We’ve lived through two experiments: the post-War period of Eisenhower and Kennedy and the most recent period beginning with Reagan. The first was a period of middle class growth, high taxation and significant regulation. The second, over the last 30 years, has seen several deep recessions, a financial collapse, rising unemployment, shrinkage of the middle class and more working poor. Both political parties took turns presiding during both eras.
Since greed is a part of the human condition both conservative and liberal administrations have long been subject to corruption – congressmen taking bribes to deregulate industry or gangsters running a union – greed knows no favorites. Splashy scandals like Virginia’s ex-Governor allegedly accepting illegal gifts, or the lane closings on the George Washington Bridge no longer shock. But many routine executive, legislative and judicial transactions occur beneath journalism’s shrinking surveillance and many Americans have lost faith and interest in their government. This gradual unraveling of ethical integrity and citizen participation signals a slow decay in a once-great nation.
Our belief in the integrity of government today is at an historic low. According to reliable studies, 74% of American’s now believe government is corrupt and 65% are dissatisfied with our current system of government. Liberals and conservatives know that government decision-making is drenched in money and undue influence. Sadly, their objections focus more on what corrupt influence bought rather than the corruption itself. But it is the corruption that threatens us as a nation.

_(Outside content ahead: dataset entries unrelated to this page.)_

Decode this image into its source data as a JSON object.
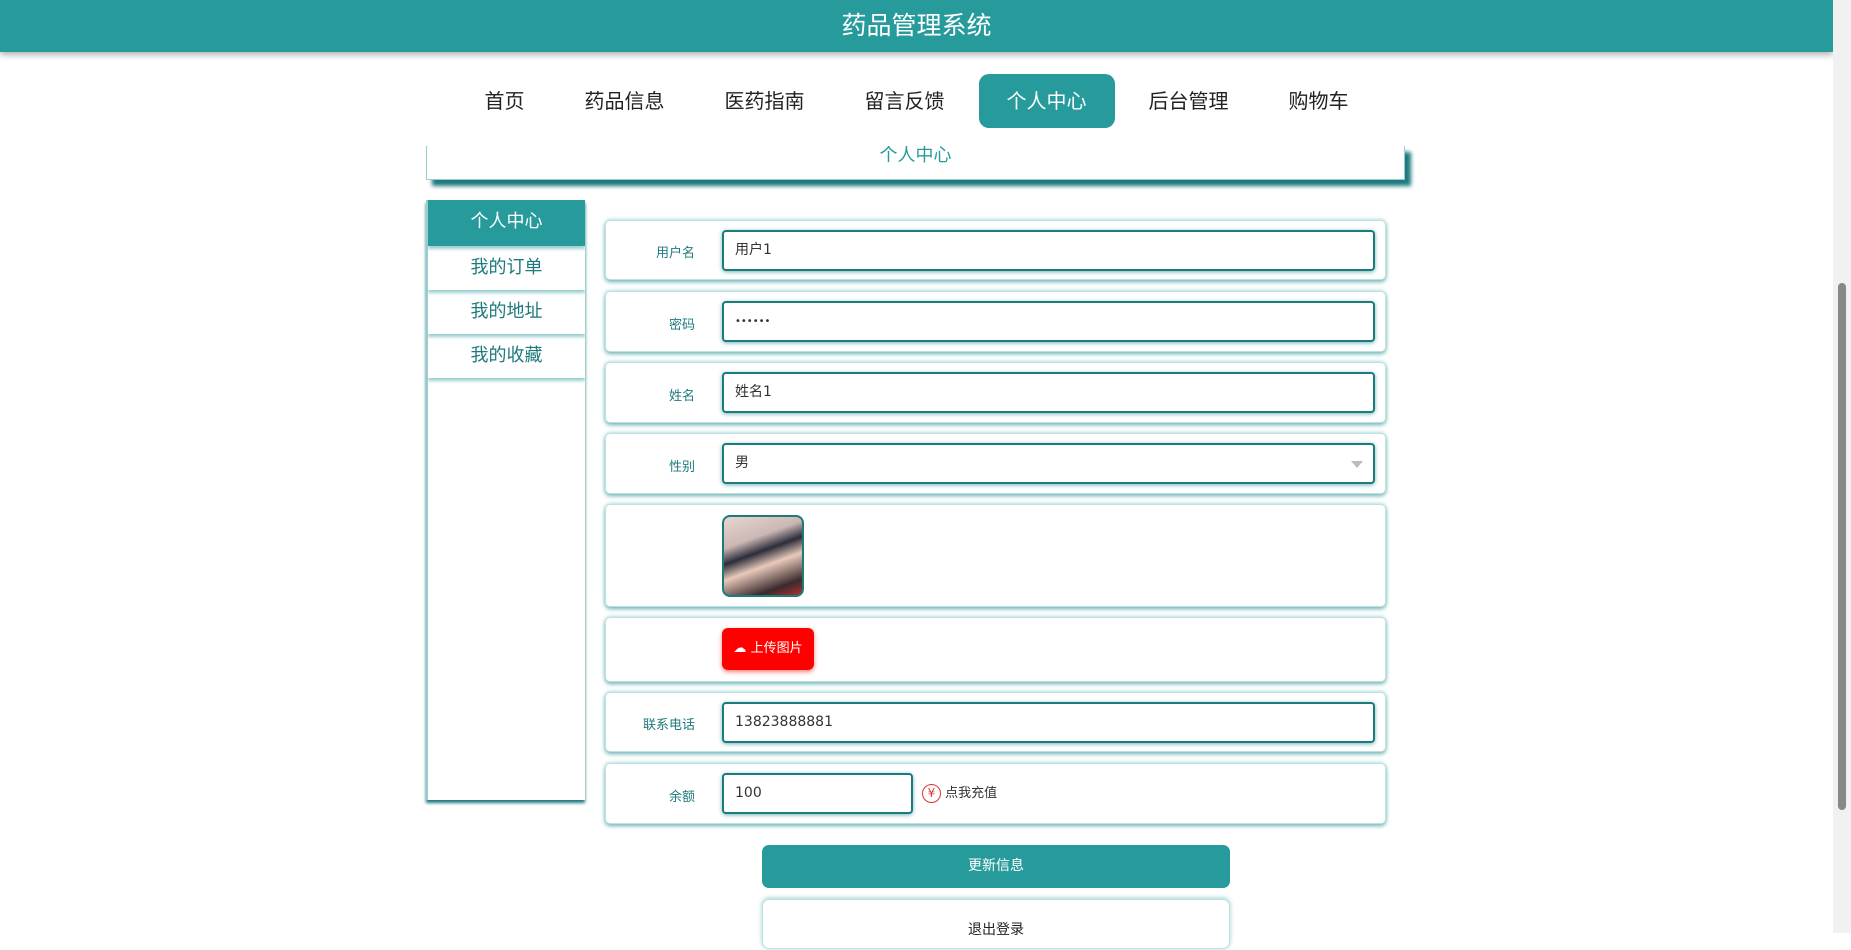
{
  "header": {
    "title": "药品管理系统"
  },
  "nav": {
    "items": [
      "首页",
      "药品信息",
      "医药指南",
      "留言反馈",
      "个人中心",
      "后台管理",
      "购物车"
    ],
    "active": "个人中心"
  },
  "banner": {
    "title": "个人中心"
  },
  "sidebar": {
    "items": [
      "个人中心",
      "我的订单",
      "我的地址",
      "我的收藏"
    ]
  },
  "form": {
    "username_label": "用户名",
    "username": "用户1",
    "password_label": "密码",
    "password": "••••••",
    "name_label": "姓名",
    "name": "姓名1",
    "gender_label": "性别",
    "gender": "男",
    "upload_label": "上传图片",
    "phone_label": "联系电话",
    "phone": "13823888881",
    "balance_label": "余额",
    "balance": "100",
    "recharge_label": "点我充值"
  },
  "buttons": {
    "update": "更新信息",
    "logout": "退出登录"
  },
  "colors": {
    "primary": "#279b9b",
    "upload": "#ff0000"
  }
}
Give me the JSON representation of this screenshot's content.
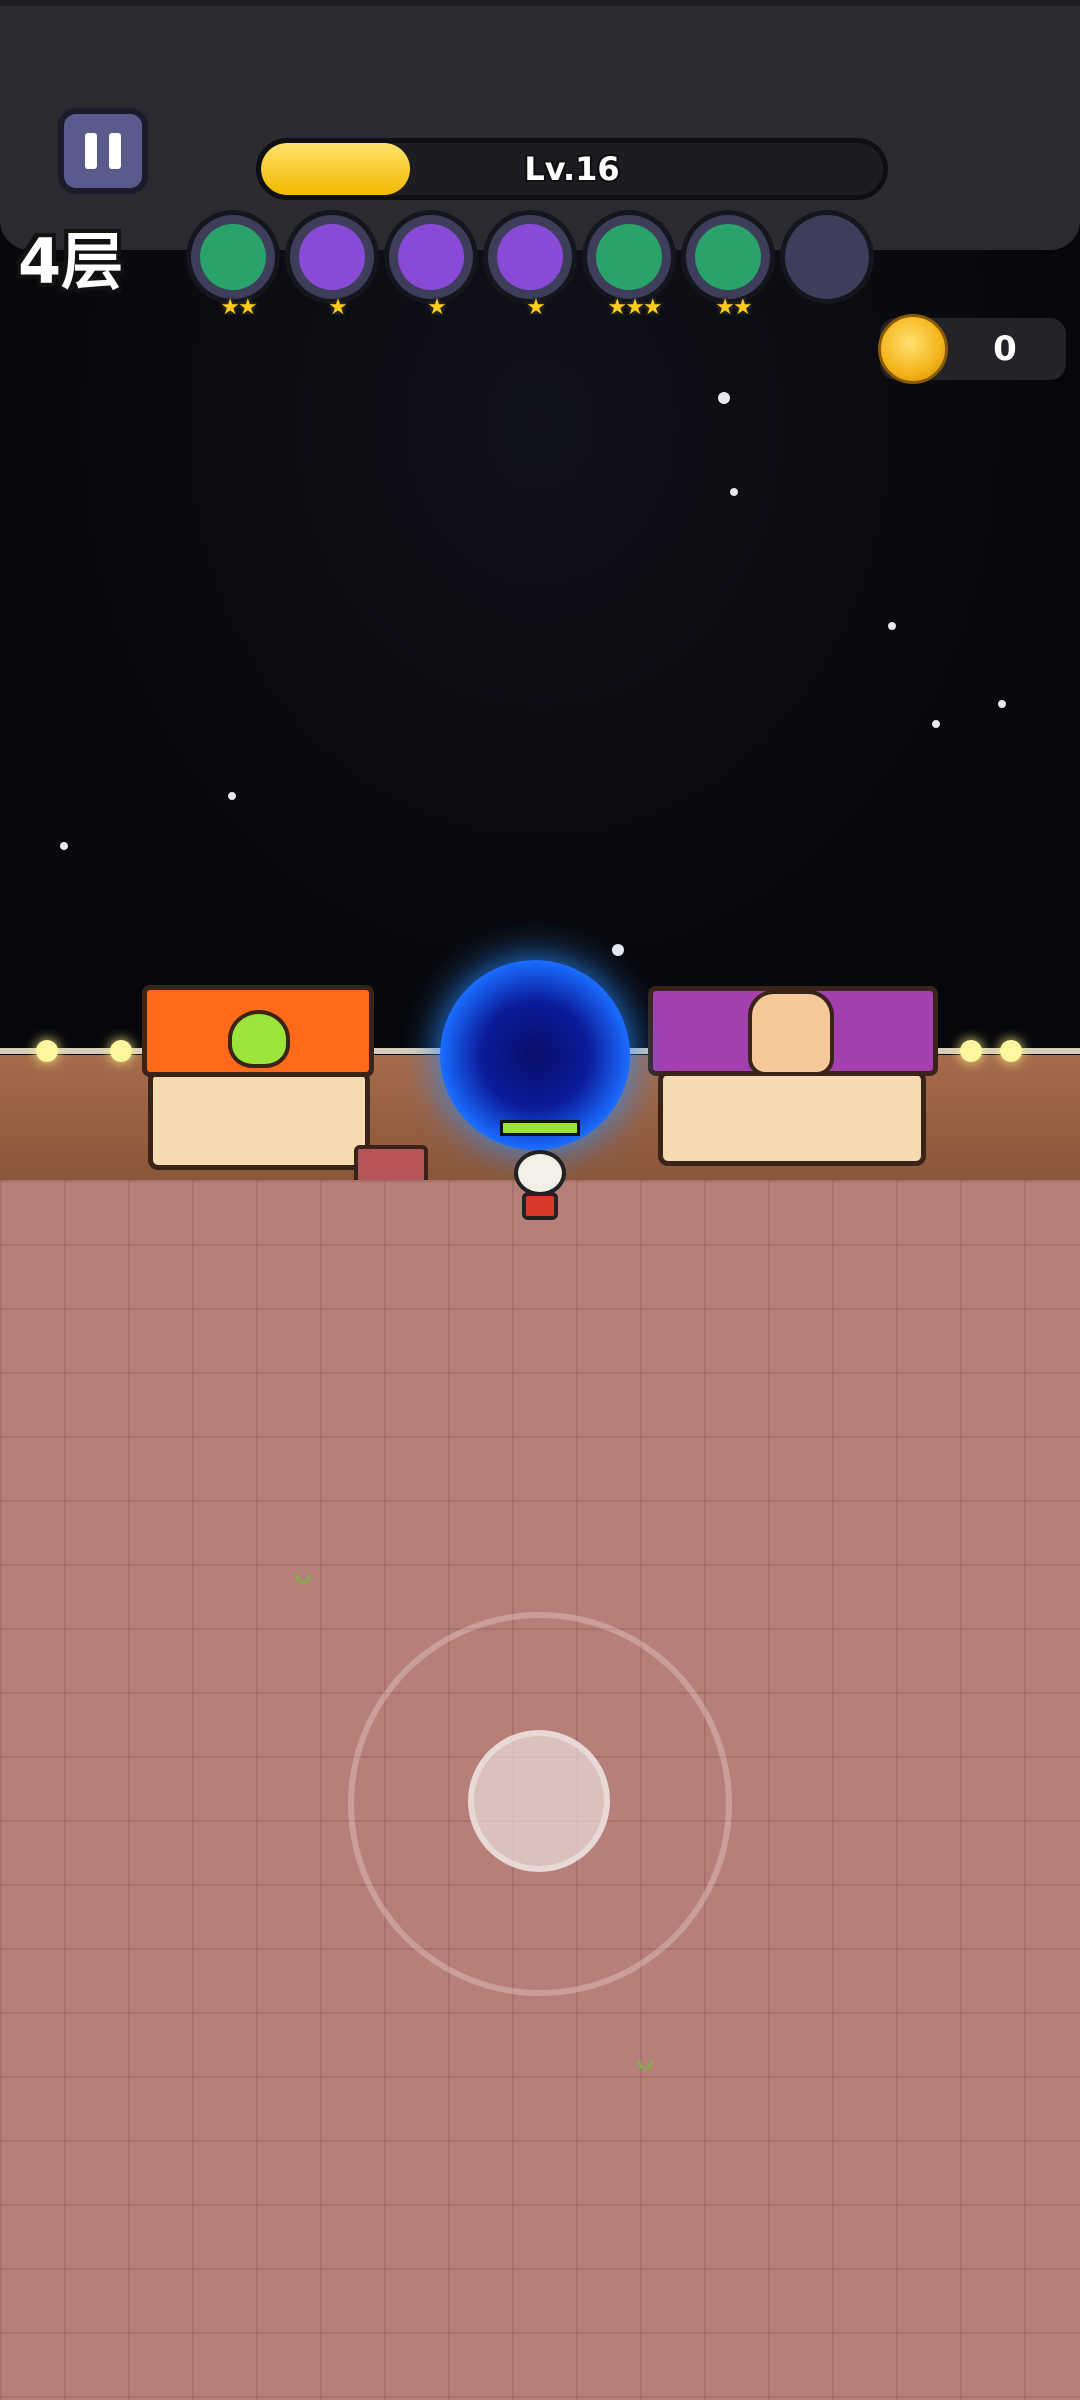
{
  "hud": {
    "floor_label": "4层",
    "level_text": "Lv.16",
    "xp_fraction": 0.24,
    "coins": "0"
  },
  "skills": [
    {
      "icon": "pistol-skill-icon",
      "color": "#2aa36a",
      "stars": 2
    },
    {
      "icon": "tornado-skill-icon",
      "color": "#8a4ad8",
      "stars": 1
    },
    {
      "icon": "boomerang-skill-icon",
      "color": "#8a4ad8",
      "stars": 1
    },
    {
      "icon": "monster-skill-icon",
      "color": "#8a4ad8",
      "stars": 1
    },
    {
      "icon": "binoculars-skill-icon",
      "color": "#2aa36a",
      "stars": 3
    },
    {
      "icon": "syringe-skill-icon",
      "color": "#2aa36a",
      "stars": 2
    },
    {
      "icon": "empty-skill-slot",
      "color": "#3e3e5a",
      "stars": 0
    }
  ],
  "colors": {
    "xp_fill": "#f3b800",
    "hp_fill": "#9be43a",
    "ground": "#b77f79",
    "portal": "#1a6cff",
    "left_awning": "#ff6a1a",
    "right_awning": "#a43fb0"
  },
  "player": {
    "hp_fraction": 1.0
  }
}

A great nation needs law, regulation, and equitable taxation derived from consensus to maintain social and economic order and a fair playing field. These should not preclude the wealthy from participating or diminish their beneficial influence on a society or its economy but the organizing principles of government must set rational limits and define boundaries. For the wealthiest among us to decry class warfare or restyle themselves as victims rather than winners in the race to the top, surpasses farce.